Reading the in-depth article reveals that the correct terminology for a Project Wizard is AppWizard. An interesting fact is that AppWizard files are actually just special MFC DLL files with an AWX extension. To generate them you need to use a wizard to create a special project which (when compiled) will become a new wizard. This is all done from within Visual C++.
So how do you create a wizard for EVC? Well, interestingly there is a wizard to create new wizard's on the second EVC disc (along with the required lib and header file). The wizard only runs in Visual Studio (ie VC++) since it generates an x86 DLL which in turn is run from the EVC IDE.
Searching Google again, this time for AppWizards on Pocket PC, the only documentation I found relating to this wizard was on MSDN under some pre-release documentation for EVC 4.0;
The idea is that you add the header file (customaw.h) and the lib file (mfcapwz.lib) to your VC++ environment. I am led to believe these are different in some way to the copies that already exist in the environment (these files were already available under my VC++ 6 installation). Lastly you need to copy the Windows CE wizard itself, this is the file called "cecustmwz.awx" or "cecust~1.awx" (yes, that is the right name) to your IDE (I placed mine under C:\Program Files\Microsoft Visual Studio\COMMON\MSDev98\Bin\IDE). The name of the AWX file is not important.
When your VC++ IDE is restarted a new wizard called "CE Custom AppWizard" is available. Following the wizard prompts it allows you to create a VC++ project which you can build into a new wizard that can be used in EVC.
There obviously is a bit more to the AWX format, for example the $$root$$ macro value (which is a place holder for project name entered from the IDE) but documentation for these kinds of things is almost non-existant (although the MSDN article does cover some of this).

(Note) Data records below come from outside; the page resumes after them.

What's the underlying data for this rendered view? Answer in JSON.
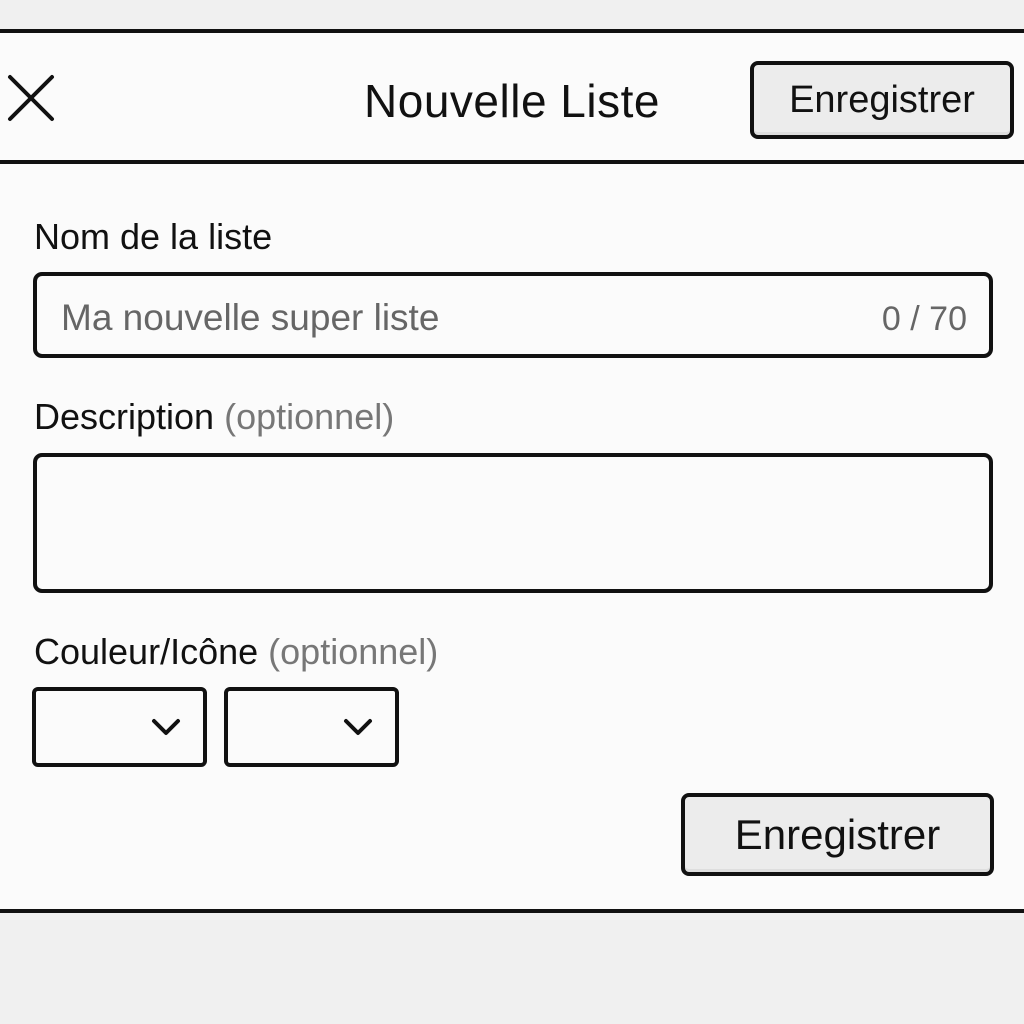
{
  "header": {
    "title": "Nouvelle Liste",
    "close_icon": "close-icon",
    "save_label": "Enregistrer"
  },
  "form": {
    "name": {
      "label": "Nom de la liste",
      "placeholder": "Ma nouvelle super liste",
      "value": "",
      "counter": "0 / 70"
    },
    "description": {
      "label": "Description",
      "optional": "(optionnel)",
      "value": ""
    },
    "color_icon": {
      "label": "Couleur/Icône",
      "optional": "(optionnel)",
      "color_select_icon": "chevron-down-icon",
      "icon_select_icon": "chevron-down-icon"
    },
    "save_label": "Enregistrer"
  },
  "colors": {
    "border": "#111111",
    "button_bg": "#ececec",
    "dialog_bg": "#fbfbfb",
    "page_bg": "#f0f0f0",
    "muted_text": "#777777"
  }
}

However, generating a simple wizard using the standard approach is easy enough, if you have access to VC6 that is!
So what happens if you dont have access to VC6?
An Alternative Approach
If you recall earlier in the article, AWX files are actually MFC DLL files. The "magic" in the DLL's is actually a resource type called "TEMPLATE." The template type contains all of the raw code used in the template (ie any cpp, h, resources files etc). These resources can be edited or replaced using any resource editor.
I won't go into too much deatil on how to use a resource editor since most developers will already be familiar with this. Basically resource editors can be used to swap, extract, edit or delete resources from a compiled DLL or EXE. My favourite resource editor is ResHacker (Resource Hacker) which is an awesome freeware product. Although it hasn't been updated since 2002 its a great application and I find it to be an essential developers tool.
Using ResHacker it is easy to inject new code directly into an existing wizard without having to write your own wizard. This is a quick solution if all you need to do is slightly alter an existing wizard.
If you want a variation of an existing wizard (and to retain the original) you can copy an existing wizard (just a file copy in Explorer) and alter the code as required in ResHacker. The EVC IDE will actually load the second DLL but the description will be the same as the original. The way to fix this is to edit the "ProductName" attribute under the Version Info resource (see screenshot below).
Points of Interest
Out of interest I did try and compile the code for a Project Wizard in Visual Studio 2003 but this crashed EVC when I attempted to run the wizard.
Deleting, moving or changing the extension of AWX files is an easy way to clean up the number of Project Wizards that show up in the IDE. For instance, I prefer to us WIN32 instead of MFC so I have moved the MFC wizards so that the IDE does not detect them (see screenshot below).